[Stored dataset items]
==========

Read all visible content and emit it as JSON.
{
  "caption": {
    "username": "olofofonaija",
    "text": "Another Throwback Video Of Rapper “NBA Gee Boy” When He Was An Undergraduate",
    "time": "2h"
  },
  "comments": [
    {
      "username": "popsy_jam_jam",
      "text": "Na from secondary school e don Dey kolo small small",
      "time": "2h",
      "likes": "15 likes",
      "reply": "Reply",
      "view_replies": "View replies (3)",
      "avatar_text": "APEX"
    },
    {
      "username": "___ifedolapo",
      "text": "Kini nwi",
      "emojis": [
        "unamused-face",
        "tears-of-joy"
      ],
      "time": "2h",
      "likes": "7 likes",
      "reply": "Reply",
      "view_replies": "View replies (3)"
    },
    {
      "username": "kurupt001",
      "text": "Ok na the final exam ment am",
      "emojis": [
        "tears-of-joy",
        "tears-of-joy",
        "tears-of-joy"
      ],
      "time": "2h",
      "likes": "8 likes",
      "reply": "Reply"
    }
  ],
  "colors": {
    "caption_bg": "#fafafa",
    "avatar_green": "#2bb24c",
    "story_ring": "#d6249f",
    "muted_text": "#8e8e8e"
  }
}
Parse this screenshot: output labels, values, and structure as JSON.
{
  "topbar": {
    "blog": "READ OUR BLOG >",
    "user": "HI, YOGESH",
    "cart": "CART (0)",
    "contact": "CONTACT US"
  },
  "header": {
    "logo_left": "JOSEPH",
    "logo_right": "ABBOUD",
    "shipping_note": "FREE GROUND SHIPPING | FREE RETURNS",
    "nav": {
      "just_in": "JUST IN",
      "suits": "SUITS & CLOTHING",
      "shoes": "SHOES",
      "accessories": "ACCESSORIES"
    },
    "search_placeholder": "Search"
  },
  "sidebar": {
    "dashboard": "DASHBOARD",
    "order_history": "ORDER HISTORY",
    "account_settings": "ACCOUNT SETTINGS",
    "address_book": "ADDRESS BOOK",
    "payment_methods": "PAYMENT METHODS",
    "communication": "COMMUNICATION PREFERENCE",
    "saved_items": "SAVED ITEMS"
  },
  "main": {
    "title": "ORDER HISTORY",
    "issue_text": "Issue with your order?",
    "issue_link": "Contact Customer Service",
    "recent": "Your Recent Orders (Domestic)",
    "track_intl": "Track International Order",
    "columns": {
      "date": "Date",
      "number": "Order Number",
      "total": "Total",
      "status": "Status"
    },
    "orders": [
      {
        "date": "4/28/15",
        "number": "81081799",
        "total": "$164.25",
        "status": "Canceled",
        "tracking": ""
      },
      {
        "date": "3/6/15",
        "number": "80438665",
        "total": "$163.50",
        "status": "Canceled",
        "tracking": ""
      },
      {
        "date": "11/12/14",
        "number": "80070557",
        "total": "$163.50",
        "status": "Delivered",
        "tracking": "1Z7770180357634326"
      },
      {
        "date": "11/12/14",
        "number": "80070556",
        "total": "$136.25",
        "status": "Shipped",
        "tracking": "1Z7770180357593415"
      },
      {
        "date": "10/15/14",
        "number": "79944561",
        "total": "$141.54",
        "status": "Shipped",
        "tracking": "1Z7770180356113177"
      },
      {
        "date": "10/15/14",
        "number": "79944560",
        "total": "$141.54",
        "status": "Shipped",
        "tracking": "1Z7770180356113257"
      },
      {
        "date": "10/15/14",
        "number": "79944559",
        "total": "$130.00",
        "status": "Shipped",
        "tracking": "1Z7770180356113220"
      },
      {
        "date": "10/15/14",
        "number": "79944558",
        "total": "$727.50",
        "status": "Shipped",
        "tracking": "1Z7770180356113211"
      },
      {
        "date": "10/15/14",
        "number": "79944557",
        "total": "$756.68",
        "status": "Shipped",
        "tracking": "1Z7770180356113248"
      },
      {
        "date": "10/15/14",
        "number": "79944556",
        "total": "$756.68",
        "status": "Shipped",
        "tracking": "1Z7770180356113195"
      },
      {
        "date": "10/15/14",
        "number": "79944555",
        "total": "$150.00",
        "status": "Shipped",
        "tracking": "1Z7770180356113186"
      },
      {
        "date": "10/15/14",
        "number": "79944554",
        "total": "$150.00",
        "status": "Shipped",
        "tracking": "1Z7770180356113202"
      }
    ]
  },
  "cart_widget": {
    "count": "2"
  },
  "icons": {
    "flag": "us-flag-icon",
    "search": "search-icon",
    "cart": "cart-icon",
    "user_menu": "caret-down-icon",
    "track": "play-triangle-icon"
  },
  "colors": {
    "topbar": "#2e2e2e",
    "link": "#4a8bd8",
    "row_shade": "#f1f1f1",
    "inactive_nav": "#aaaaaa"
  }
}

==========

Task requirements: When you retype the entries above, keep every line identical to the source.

Written response:
Read all visible content and emit it as JSON.
{
  "caption": {
    "username": "olofofonaija",
    "text": "Another Throwback Video Of Rapper “NBA Gee Boy” When He Was An Undergraduate",
    "time": "2h"
  },
  "comments": [
    {
      "username": "popsy_jam_jam",
      "text": "Na from secondary school e don Dey kolo small small",
      "time": "2h",
      "likes": "15 likes",
      "reply": "Reply",
      "view_replies": "View replies (3)",
      "avatar_text": "APEX"
    },
    {
      "username": "___ifedolapo",
      "text": "Kini nwi",
      "emojis": [
        "unamused-face",
        "tears-of-joy"
      ],
      "time": "2h",
      "likes": "7 likes",
      "reply": "Reply",
      "view_replies": "View replies (3)"
    },
    {
      "username": "kurupt001",
      "text": "Ok na the final exam ment am",
      "emojis": [
        "tears-of-joy",
        "tears-of-joy",
        "tears-of-joy"
      ],
      "time": "2h",
      "likes": "8 likes",
      "reply": "Reply"
    }
  ],
  "colors": {
    "caption_bg": "#fafafa",
    "avatar_green": "#2bb24c",
    "story_ring": "#d6249f",
    "muted_text": "#8e8e8e"
  }
}
Parse this screenshot: output labels, values, and structure as JSON.
{
  "topbar": {
    "blog": "READ OUR BLOG >",
    "user": "HI, YOGESH",
    "cart": "CART (0)",
    "contact": "CONTACT US"
  },
  "header": {
    "logo_left": "JOSEPH",
    "logo_right": "ABBOUD",
    "shipping_note": "FREE GROUND SHIPPING | FREE RETURNS",
    "nav": {
      "just_in": "JUST IN",
      "suits": "SUITS & CLOTHING",
      "shoes": "SHOES",
      "accessories": "ACCESSORIES"
    },
    "search_placeholder": "Search"
  },
  "sidebar": {
    "dashboard": "DASHBOARD",
    "order_history": "ORDER HISTORY",
    "account_settings": "ACCOUNT SETTINGS",
    "address_book": "ADDRESS BOOK",
    "payment_methods": "PAYMENT METHODS",
    "communication": "COMMUNICATION PREFERENCE",
    "saved_items": "SAVED ITEMS"
  },
  "main": {
    "title": "ORDER HISTORY",
    "issue_text": "Issue with your order?",
    "issue_link": "Contact Customer Service",
    "recent": "Your Recent Orders (Domestic)",
    "track_intl": "Track International Order",
    "columns": {
      "date": "Date",
      "number": "Order Number",
      "total": "Total",
      "status": "Status"
    },
    "orders": [
      {
        "date": "4/28/15",
        "number": "81081799",
        "total": "$164.25",
        "status": "Canceled",
        "tracking": ""
      },
      {
        "date": "3/6/15",
        "number": "80438665",
        "total": "$163.50",
        "status": "Canceled",
        "tracking": ""
      },
      {
        "date": "11/12/14",
        "number": "80070557",
        "total": "$163.50",
        "status": "Delivered",
        "tracking": "1Z7770180357634326"
      },
      {
        "date": "11/12/14",
        "number": "80070556",
        "total": "$136.25",
        "status": "Shipped",
        "tracking": "1Z7770180357593415"
      },
      {
        "date": "10/15/14",
        "number": "79944561",
        "total": "$141.54",
        "status": "Shipped",
        "tracking": "1Z7770180356113177"
      },
      {
        "date": "10/15/14",
        "number": "79944560",
        "total": "$141.54",
        "status": "Shipped",
        "tracking": "1Z7770180356113257"
      },
      {
        "date": "10/15/14",
        "number": "79944559",
        "total": "$130.00",
        "status": "Shipped",
        "tracking": "1Z7770180356113220"
      },
      {
        "date": "10/15/14",
        "number": "79944558",
        "total": "$727.50",
        "status": "Shipped",
        "tracking": "1Z7770180356113211"
      },
      {
        "date": "10/15/14",
        "number": "79944557",
        "total": "$756.68",
        "status": "Shipped",
        "tracking": "1Z7770180356113248"
      },
      {
        "date": "10/15/14",
        "number": "79944556",
        "total": "$756.68",
        "status": "Shipped",
        "tracking": "1Z7770180356113195"
      },
      {
        "date": "10/15/14",
        "number": "79944555",
        "total": "$150.00",
        "status": "Shipped",
        "tracking": "1Z7770180356113186"
      },
      {
        "date": "10/15/14",
        "number": "79944554",
        "total": "$150.00",
        "status": "Shipped",
        "tracking": "1Z7770180356113202"
      }
    ]
  },
  "cart_widget": {
    "count": "2"
  },
  "icons": {
    "flag": "us-flag-icon",
    "search": "search-icon",
    "cart": "cart-icon",
    "user_menu": "caret-down-icon",
    "track": "play-triangle-icon"
  },
  "colors": {
    "topbar": "#2e2e2e",
    "link": "#4a8bd8",
    "row_shade": "#f1f1f1",
    "inactive_nav": "#aaaaaa"
  }
}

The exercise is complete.